What are the things likely to get you on and keep you on Ofsted’s radar?
Simply put, Ofsted’s priority is to ensure that you are safeguarding children in your care and providing them with high-quality care and support that helps them progress. You can achieve this by having a skilled and experienced manager, a well-managed and trained staff team, expert help when needed, and professional independent ‘critical’ oversight.
An increase in inadequate inspections would indicate a problem with some providers maintaining acceptable levels of care. In particular, many residential children’s homes and residential family centres established during the pandemic seem to be failing their inspections early on in their inspection life cycle.
An inspection snapshot
If you were to take a snapshot of Ofsted reports on any given day, you are looking at statistics that show that sometimes the essential elements of care are not being met.
- 4 children’s homes rated good
- 4 children’s homes rated requires improvement
- 5 children’s homes rated inadequate or where serious safeguarding issues have been identified

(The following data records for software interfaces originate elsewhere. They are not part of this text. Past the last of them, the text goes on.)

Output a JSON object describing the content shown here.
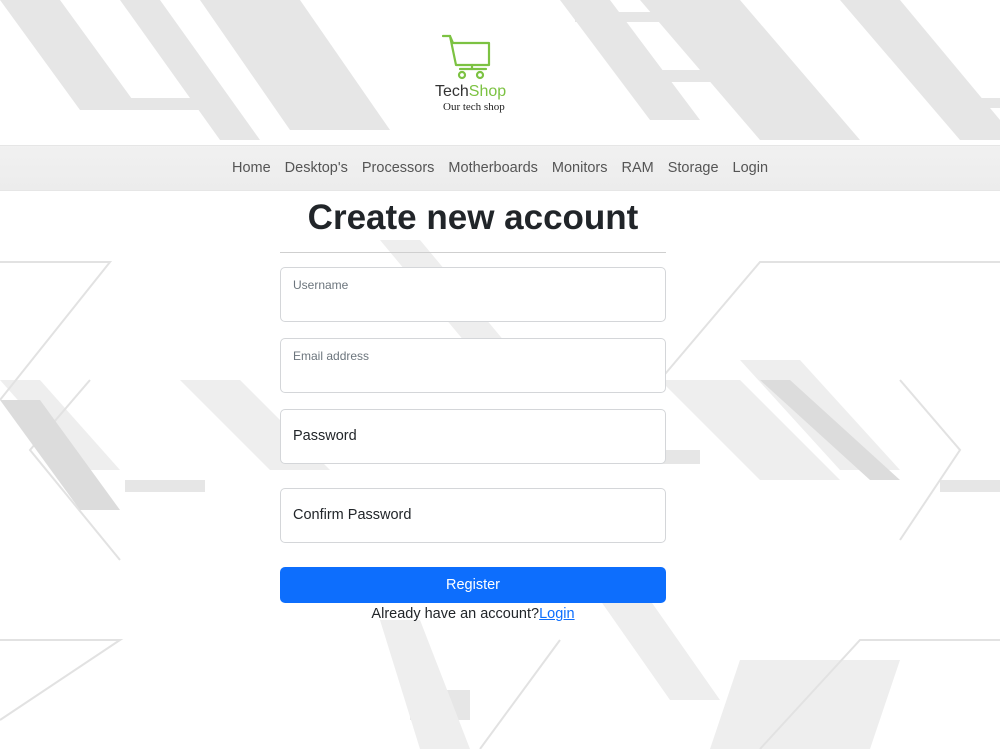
{
  "brand": {
    "name_part1": "Tech",
    "name_part2": "Shop",
    "tagline": "Our tech shop",
    "accent_color": "#7cc242",
    "logo_icon": "shopping-cart-monitor-icon"
  },
  "nav": {
    "items": [
      {
        "label": "Home"
      },
      {
        "label": "Desktop's"
      },
      {
        "label": "Processors"
      },
      {
        "label": "Motherboards"
      },
      {
        "label": "Monitors"
      },
      {
        "label": "RAM"
      },
      {
        "label": "Storage"
      },
      {
        "label": "Login"
      }
    ]
  },
  "form": {
    "title": "Create new account",
    "username_label": "Username",
    "username_value": "",
    "email_label": "Email address",
    "email_value": "",
    "password_label": "Password",
    "confirm_password_label": "Confirm Password",
    "register_label": "Register",
    "register_color": "#0d6efd",
    "have_account_text": "Already have an account?",
    "login_link": "Login"
  }
}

Out of 13 reports released today, Ofsted found only 4 to be good enough.
Here are a few quotes from reports for residential children’s homes recently rated inadequate.
Overall experiences and progress of children (SSCIF)
‘Children do not live in a safe and welcoming home. There is extensive damage and unsanitary conditions around the home, examples of which include cigarette and lighter burns on furniture and external doors and food and drinks thrown around the walls and onto furniture. The kitchen cupboard doors have been damaged, and the oven door has been pulled off. Managers have not directed staff to maintain communal areas of the home and garden to an acceptable standard for children.’ Ofsted Inspection Report.
How well children and young people are helped and protected (SSCIF)
‘Poor matching and decision-making by managers have affected the overall stability of the home and place children at risk of serious harm. Children are influenced by the behaviours of other children. This has resulted in an increase in substance misuse for children and the presentation of other behaviours that have not previously been known or apparent.’ Ofsted Inspection Report
The effectiveness of leaders and managers (SSCIF)
‘Not all staff receive the training they need to care effectively for children. This includes mandatory training in child protection, health and safety, and medication administration. In addition, not all staff receive specialist training in caring for children with autistic spectrum disorders, despite this being the expertise of the home.’ Ofsted Inspection Report.
If you are running a home that is not good enough for children to live in, how is that good enough for you as the provider? Surely your ambition is to have a successful business where children thrive?
Are you asking?
- Why didn’t we know our home was not good enough before our Ofsted inspection, and whom were we trusting to ensure it was?
- What immediate changes do we need to make to ensure children are safe and well-supported now and in the future?
- What lessons have we learned, and how will we prevent a repeat scenario?
If you don’t answer those vital questions or make the improvements or change needed before more requirements are heaped on top, you will become stuck in a rut of never-ending inspection, having continuous stressful enforcement action taken against you and eventual closure.
You must ensure you are surrounded by people who know what they are doing, who understand the regulations and who can run your home to the required standards to help children become safer and make good progress. That is your measure of success, and your success depends on it.
How can a manager, staff team or provider possibly get to the stage where they think the examples above are acceptable? That is the question they must ask and answer before they can even begin to put things right.
And most importantly,
What do they need to do to ensure this never happens again?